Any parent who has a child with asthma knows how hard the winter months can be. The cold air, dry air, and all the things that come with winter can trigger asthma attacks and make breathing difficult, even with the right medication to control symptoms. There are ways to help your child with asthma survive the winter months, though, so you dont have to dread them quite as much. Here are eight tips to help your child with asthma survive the winter months.

1) Keep your home warm but dont overheat.

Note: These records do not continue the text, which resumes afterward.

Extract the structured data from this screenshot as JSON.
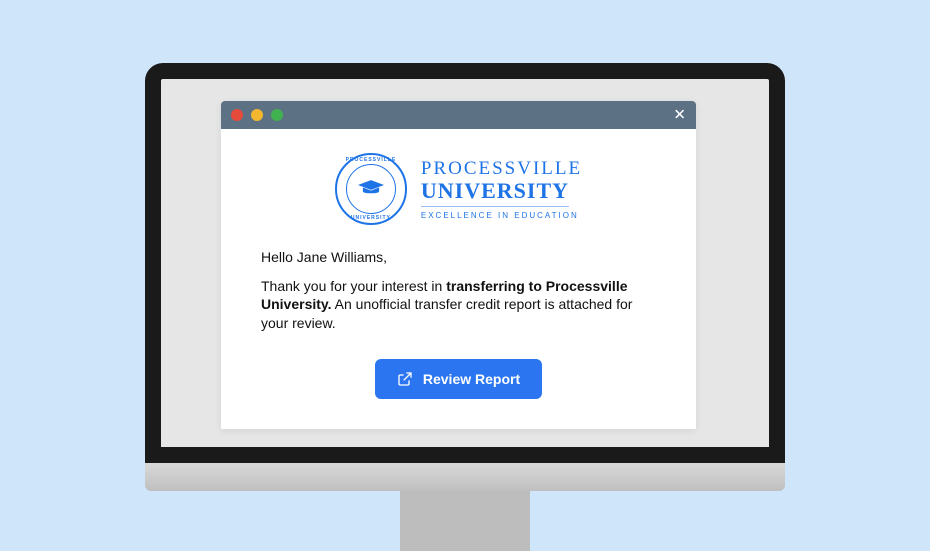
{
  "brand": {
    "seal_top": "PROCESSVILLE",
    "seal_bottom": "UNIVERSITY",
    "line1": "PROCESSVILLE",
    "line2": "UNIVERSITY",
    "tagline": "EXCELLENCE IN EDUCATION"
  },
  "email": {
    "greeting": "Hello Jane Williams,",
    "body_pre": "Thank you for your interest in ",
    "body_bold": "transferring to Processville University.",
    "body_post": " An unofficial transfer credit report is attached for your review."
  },
  "cta": {
    "label": "Review Report"
  },
  "colors": {
    "page_bg": "#cfe5f9",
    "titlebar": "#5d7185",
    "brand": "#1e74e6",
    "button": "#2b76f0"
  }
}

During cold winter months, its important to keep your home at a comfortable temperature, but you shouldnt overheat. If you use air conditioning often, consider investing in whole-house fans that bring cooler air from outside into your home. You can also try an energy efficient heat pump that provides both heating and cooling by transferring heat from one area (your basement or garage) and releasing it into another (your living space). The good news is that most newer models are more energy efficient than older versions of these systems.

2) Keep daily routines as normal as possible.


The difference between having asthma and not having asthma isnt always easy for children, especially younger ones, to handle. A child with asthma is more prone to infections, but they can still get sick with a cold or another condition that doesnt involve their lungs. To avoid causing unnecessary stress on your child or their lungs when theyre sick, keep up daily routines as normal as possible. This can help prevent an attack by keeping their symptoms in checkand will help them feel like theres nothing wrong if they miss a few days of school or soccer practice due to illness.

3) Avoid tobacco smoke.


If you smoke or are around people who do, that means your child is exposed to secondhand smoke. Secondhand smoke is toxic and has been known to aggravate asthma symptoms. You can help keep your child safe by quitting smoking completely or not smoking in your home, car or around them. The best gift you can give them is a healthy childhood. And if you dont smoke, its important to know how tobacco smoke affects children with asthma so you can talk to other parents about it. Children with asthma should avoid tobacco smoke at all costs. It could cause an attack or make their condition worse when they’re already sick. Even if someone else smokes in your house, ask them not to do it when your child is there because secondhand smoke lingers for hours after someone lights up.

4) Use an inhaler correctly.


If youre going outside and know your asthma is active, be sure to take your inhaler with you. Be sure you are using it correctly, too: Put one puff in (the doctors recommend only using a half of a puff). Youll feel better within three minutes. If it doesnt work for you, repeat that process two more times. If it still doesnt work, seek medical help immediately. Inhalers can make asthma worse if used incorrectly or when not needed. Its also important to note that children should always use an adult-sized inhalernever use a child-sized device. It wont deliver enough medication into their lungs.

5) Go easy on exercise and physical activity.


While asthma triggers vary from person to person, many people with asthma find that they do best when they avoid physical activity during asthmatic episodes. Obviously, parents dont want their kids sitting around all day. But if your childs asthma is worse during certain times of yearlike winterit might be best for her to take it easy for a few days or until she feels better. Limit time outside: The air is often colder and drier in winter months and can make asthma symptoms even worse.

6) Check your child often for cold symptoms.


Getting a flu shot each year isnt just a smart way to ward off sicknessit can also help prevent your asthma from getting worse. You see, people with asthma are more susceptible to catching respiratory infections, like a cold or flu. And for people with severe asthma, one of these viruses can quickly trigger an attack that leaves them gasping for breath and feeling as if theyre going to die. By getting vaccinated against influenza before fall rolls around, you reduce your chances of getting sick during peak virus seasonand being hospitalized for it.

7) Have an asthma plan in place.


During flu season, we make sure our kids get their annual vaccines. During cold and allergy season, we stock up on tissues and load up on antihistamines. But when it comes to asthma flare-ups, most of us think twice before doing anything. That’s a mistake, experts say: Research shows that having an asthma action plan in place can reduce your child’s risk of serious asthma attacks by 50 percent. Having a plan means you know what steps to take if your child starts wheezing or has trouble breathing. It also means you’ll be more likely to seek medical attention early if neededand that could mean fewer hospital visits overall. To help you create one, we’ve put together a guide with eight steps you can take right now. Read on for more information about how to deal with asthma during winter months and tips for creating an asthma action plan for your family.

8) Get a flu shot.


Going into flu season with a clean bill of health is importantbut you should also make sure your family gets vaccinated against influenza. The Centers for Disease Control and Prevention (CDC) recommends that everyone six months or older get an annual flu shot, but its particularly important for people with asthma and other respiratory issues. Immunization decreases your chance of getting sick and spreading germs to others; if you do get sick, it can shorten the length of illness by three days, which is valuable in terms of missed work time and taking care of kids who cant go to school. Consider talking to your doctor about getting a high-dose vaccine if you have moderate or severe asthma.

Leave a Reply

Your email address will not be published.